Although the impending debut of T2 suggests most of the Timbers draftees are likely to spend their first year with the second team, each of Portland’s rookies will get an opportunity to prove they deserve otherwise in camp. Although the Timbers’ lower draft picks – Kharlton Belmar, Anthony Manning, Christian Volesky, and Seth Casiple – each appear unlikely to spend 2015 with the first team, Nick Besler and Andy Thoma have a puncher’s chance at proving themselves capable.
As for Besler, it appears likely the former Notre Dame captain could open the season with the first team (and potentially make some 18s) while Will Johnson finishes his recovery from a broken leg. Although it would be surprising if Besler beat out Ben Zemanski for third on the defensive central midfield depth chart once Johnson returns (which would otherwise likely spell a trip to T2 for Besler) it isn’t out of the question that the rookie could pose a challenge.
Similarly, Thoma comes in as a highly rated prospect at a position where the Timbers’ depth is less certain. Although the Timbers think they may have found a diamond in the rough with Jeanderson, it is clear he is less assured signing than a player with a beefier resume. Accordingly, if Thoma impresses in preseason, he may find himself in position to be a genuine first-team option in 2015.
4. The Timbers’ Approach
As 2014 wore on Caleb Porter learned the 2014 team was more successful when it sat a little bit deeper, unlike the 2013 team that was defined by its high pressure. Indeed, there were times in 2014 when the Timbers were punished for an overly aggressive approach, with the team seeing success later in the season with a bit more pragmatism.
It will be interesting, then, to see which approach Porter uses to start in 2015. In both 2013 and 2014, Porter set the team up to press hard early in the season (when opposing attacks aren’t quite as organized), while dialing it back late.

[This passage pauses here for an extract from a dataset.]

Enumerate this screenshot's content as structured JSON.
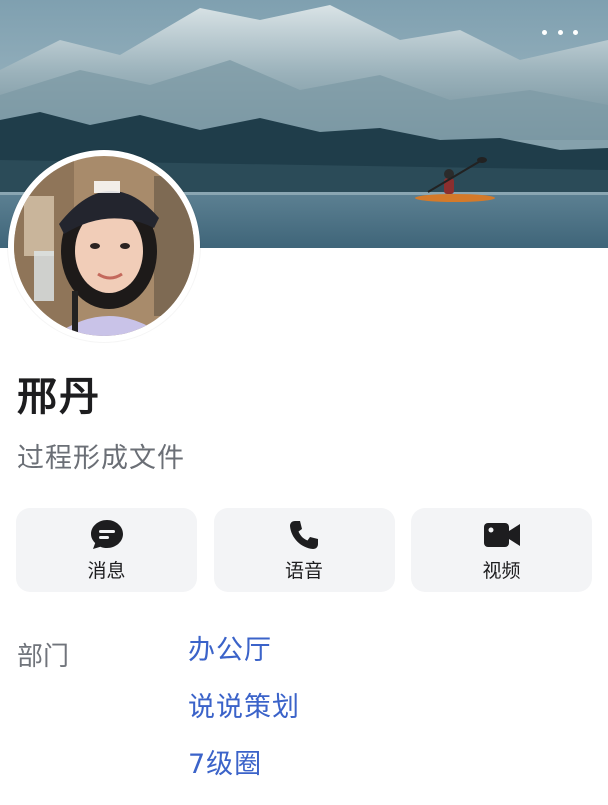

This worked quite well in 2013 even if the Timbers struggled with the pressure a little bit the next year. Will Porter, then, revert to the high pressure he has empoloyed early in each of the last two season, or will the coach stick with the somewhat dialed-back approach that the team succeeded with late in the year?
5. Rules for Movement between the Timbers and T2
Perhaps the biggest uncertainty remaining in how the Timbers will shape their roster are the rules regarding how freely players will be able to move between the first and second teams. Although there has been some speculation about how this will work, in classic MLS fashion we know very little about the mechanics of the interactions between MLS clubs and their USL-Pro affiliates. Indeed, it is possible many of the rules have not yet been finalized because they are part of the ongoing CBA negotiations.
But the freedom with which players will be able to move between the teams will have a significant impact on if, and at what positions, the Timbers look to add more depth to their first-team roster. If, on one hand, there is relative freedom of movement between the teams (at least for some subset of players), the functional distinction between a player with a Timbers contract or a T2 contract becomes largely academic. In this instance the Timbers could rely on T2 players for first-team depth while keeping the Timbers roster restricted to those players in contention to make the 18 on a weekly basis. If movement is restricted, on the other hand, the Timbers will have to be more deliberate in whom they sign to a first-team or T2 contract, and likely augment the first-team roster with additional veteran depth.